Exercise description | Where does the word "изображение" appear in the entries below? Copy each line that holds it.

(Extracted data entries)
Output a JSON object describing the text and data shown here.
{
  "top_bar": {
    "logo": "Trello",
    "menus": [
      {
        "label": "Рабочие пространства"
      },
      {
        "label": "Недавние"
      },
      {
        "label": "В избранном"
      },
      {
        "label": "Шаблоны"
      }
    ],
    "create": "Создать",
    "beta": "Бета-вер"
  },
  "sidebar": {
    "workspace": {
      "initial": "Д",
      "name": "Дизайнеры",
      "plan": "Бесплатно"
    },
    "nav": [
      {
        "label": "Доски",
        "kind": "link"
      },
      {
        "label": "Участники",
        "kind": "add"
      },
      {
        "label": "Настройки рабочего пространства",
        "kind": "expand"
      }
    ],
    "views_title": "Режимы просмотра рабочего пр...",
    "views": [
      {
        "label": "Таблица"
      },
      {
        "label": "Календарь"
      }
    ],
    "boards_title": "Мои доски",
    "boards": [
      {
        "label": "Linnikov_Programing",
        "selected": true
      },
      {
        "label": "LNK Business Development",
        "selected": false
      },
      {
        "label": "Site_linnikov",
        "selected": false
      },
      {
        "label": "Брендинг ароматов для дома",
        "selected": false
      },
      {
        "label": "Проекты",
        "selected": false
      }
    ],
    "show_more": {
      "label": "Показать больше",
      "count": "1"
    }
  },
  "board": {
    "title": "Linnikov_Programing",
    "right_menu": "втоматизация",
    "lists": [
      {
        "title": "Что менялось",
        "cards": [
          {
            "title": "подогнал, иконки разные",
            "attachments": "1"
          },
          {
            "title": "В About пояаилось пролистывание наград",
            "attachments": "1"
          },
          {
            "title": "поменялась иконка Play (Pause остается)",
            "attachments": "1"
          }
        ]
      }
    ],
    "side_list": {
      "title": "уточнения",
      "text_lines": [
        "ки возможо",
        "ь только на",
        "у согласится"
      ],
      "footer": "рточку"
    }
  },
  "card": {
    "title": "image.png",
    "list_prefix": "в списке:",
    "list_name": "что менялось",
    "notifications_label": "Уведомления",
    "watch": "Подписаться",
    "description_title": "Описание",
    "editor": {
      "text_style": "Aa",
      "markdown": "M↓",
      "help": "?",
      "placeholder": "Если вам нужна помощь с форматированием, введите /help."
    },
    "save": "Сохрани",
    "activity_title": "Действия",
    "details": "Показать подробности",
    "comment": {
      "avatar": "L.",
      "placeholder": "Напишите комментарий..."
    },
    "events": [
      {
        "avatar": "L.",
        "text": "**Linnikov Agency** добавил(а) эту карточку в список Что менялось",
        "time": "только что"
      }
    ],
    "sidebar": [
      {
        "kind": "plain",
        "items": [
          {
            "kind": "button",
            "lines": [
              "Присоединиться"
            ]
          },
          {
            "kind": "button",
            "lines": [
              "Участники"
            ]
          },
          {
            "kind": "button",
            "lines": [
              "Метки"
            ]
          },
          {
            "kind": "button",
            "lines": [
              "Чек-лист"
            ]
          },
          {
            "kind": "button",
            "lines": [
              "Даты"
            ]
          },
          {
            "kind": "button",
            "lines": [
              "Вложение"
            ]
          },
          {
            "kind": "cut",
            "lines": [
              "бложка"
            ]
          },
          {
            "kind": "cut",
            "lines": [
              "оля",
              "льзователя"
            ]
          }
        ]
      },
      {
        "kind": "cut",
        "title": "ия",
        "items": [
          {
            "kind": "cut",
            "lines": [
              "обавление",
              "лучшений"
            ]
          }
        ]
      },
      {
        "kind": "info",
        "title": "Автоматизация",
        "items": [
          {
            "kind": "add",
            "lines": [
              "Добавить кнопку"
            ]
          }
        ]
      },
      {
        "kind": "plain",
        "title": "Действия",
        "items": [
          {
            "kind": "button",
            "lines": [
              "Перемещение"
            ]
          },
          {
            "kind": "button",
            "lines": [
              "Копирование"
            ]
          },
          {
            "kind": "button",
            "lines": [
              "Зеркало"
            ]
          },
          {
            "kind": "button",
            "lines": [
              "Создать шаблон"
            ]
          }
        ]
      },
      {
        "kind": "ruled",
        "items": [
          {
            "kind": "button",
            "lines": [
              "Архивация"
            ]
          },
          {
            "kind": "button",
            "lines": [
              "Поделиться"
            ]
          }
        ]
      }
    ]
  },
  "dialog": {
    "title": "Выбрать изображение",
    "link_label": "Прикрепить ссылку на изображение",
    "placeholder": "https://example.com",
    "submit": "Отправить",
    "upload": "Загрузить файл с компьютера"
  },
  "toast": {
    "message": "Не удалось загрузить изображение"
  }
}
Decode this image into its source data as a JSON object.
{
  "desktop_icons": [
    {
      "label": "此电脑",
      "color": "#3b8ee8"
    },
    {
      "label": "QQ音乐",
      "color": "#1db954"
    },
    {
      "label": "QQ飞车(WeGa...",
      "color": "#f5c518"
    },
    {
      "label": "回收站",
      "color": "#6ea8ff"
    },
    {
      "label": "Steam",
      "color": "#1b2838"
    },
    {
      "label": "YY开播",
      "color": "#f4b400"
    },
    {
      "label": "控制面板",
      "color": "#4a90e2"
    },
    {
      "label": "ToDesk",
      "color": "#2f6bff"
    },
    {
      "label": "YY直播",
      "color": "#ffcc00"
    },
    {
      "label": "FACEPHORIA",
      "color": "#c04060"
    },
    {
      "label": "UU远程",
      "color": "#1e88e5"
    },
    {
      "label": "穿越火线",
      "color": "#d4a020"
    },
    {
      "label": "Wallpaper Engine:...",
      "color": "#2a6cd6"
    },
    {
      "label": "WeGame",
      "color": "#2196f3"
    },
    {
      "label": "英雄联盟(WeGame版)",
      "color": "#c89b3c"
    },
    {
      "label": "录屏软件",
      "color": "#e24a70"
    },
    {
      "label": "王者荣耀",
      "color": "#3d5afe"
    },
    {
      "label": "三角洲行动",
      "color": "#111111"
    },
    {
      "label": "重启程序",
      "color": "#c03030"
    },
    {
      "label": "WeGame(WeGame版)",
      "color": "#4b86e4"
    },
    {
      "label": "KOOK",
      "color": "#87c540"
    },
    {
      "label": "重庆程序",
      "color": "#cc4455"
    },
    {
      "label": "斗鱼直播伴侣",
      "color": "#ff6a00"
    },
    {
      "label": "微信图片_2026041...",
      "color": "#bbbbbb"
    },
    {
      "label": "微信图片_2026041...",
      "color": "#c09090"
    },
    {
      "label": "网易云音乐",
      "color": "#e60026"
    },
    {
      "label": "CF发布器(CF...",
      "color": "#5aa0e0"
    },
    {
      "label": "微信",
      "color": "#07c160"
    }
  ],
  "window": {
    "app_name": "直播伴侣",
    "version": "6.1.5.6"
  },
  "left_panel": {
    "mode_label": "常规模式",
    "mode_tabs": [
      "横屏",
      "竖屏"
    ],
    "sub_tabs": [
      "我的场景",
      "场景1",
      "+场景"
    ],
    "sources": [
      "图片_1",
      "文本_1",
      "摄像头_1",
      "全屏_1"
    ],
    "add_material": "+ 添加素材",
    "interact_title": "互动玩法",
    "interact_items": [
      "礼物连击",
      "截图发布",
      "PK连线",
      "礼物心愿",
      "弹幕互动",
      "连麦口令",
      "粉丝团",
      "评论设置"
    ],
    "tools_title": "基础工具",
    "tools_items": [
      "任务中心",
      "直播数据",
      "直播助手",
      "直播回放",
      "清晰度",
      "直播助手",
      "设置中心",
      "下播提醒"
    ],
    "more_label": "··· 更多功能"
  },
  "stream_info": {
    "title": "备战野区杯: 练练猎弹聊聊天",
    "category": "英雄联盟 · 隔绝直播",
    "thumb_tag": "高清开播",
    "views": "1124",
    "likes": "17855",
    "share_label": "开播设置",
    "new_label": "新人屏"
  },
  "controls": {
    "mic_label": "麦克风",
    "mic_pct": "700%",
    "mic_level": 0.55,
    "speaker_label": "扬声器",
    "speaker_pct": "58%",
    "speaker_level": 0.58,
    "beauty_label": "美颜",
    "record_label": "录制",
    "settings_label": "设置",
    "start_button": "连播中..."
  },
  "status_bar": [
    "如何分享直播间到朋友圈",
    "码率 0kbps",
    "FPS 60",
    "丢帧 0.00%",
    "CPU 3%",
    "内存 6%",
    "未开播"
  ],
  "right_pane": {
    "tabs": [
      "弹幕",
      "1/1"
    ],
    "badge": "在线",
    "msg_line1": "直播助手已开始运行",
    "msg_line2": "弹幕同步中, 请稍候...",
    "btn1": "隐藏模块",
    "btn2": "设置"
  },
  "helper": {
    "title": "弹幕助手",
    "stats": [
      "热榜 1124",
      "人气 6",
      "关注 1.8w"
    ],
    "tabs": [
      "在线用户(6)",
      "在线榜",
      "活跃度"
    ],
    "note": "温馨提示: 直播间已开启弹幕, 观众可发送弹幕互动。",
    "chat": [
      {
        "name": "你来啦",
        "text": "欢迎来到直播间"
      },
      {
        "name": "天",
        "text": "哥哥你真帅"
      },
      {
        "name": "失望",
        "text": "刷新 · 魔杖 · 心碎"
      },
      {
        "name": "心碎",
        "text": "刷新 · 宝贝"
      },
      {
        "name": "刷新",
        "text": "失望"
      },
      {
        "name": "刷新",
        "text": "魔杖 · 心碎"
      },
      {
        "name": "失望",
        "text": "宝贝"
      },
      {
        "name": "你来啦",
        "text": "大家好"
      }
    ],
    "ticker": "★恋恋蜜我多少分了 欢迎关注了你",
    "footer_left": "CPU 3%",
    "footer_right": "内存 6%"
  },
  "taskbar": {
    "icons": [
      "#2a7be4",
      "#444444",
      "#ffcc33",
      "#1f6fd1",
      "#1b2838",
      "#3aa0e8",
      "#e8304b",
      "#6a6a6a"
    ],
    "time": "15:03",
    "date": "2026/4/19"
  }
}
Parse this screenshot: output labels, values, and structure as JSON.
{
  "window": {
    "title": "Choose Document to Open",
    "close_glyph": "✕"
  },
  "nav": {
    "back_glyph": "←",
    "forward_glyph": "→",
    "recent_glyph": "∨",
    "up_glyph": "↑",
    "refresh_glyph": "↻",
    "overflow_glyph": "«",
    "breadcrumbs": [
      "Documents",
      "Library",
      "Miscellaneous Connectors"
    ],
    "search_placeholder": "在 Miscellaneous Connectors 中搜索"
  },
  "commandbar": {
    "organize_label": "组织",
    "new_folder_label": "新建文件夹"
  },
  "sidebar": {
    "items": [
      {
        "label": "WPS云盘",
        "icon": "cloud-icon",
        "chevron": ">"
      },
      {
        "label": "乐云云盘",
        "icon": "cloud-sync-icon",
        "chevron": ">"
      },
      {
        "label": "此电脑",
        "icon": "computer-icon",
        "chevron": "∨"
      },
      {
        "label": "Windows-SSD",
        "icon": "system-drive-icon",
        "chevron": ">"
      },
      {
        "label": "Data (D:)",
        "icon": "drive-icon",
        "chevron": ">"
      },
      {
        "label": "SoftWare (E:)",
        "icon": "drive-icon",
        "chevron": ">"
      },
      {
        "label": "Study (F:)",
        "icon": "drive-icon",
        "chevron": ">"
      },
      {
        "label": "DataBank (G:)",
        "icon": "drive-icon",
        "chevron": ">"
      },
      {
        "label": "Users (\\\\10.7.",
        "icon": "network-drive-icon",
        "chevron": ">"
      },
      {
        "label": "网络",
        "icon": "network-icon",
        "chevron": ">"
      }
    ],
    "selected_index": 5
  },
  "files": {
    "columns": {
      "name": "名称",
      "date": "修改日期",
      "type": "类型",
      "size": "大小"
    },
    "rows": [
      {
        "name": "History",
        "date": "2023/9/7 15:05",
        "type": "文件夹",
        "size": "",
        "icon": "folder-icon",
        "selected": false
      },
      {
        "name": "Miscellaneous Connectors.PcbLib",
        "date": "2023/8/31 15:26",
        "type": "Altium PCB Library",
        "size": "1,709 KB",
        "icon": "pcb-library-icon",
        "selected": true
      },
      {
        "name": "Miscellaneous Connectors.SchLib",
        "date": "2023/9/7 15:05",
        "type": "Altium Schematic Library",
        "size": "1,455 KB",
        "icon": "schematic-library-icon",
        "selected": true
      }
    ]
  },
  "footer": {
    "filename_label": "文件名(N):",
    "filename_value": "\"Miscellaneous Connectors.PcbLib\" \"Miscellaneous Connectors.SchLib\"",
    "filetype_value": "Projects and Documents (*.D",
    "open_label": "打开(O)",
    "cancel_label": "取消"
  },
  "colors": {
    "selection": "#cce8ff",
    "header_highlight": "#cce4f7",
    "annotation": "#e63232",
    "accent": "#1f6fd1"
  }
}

Response |
    "title": "Выбрать изображение",
    "link_label": "Прикрепить ссылку на изображение",
    "message": "Не удалось загрузить изображение"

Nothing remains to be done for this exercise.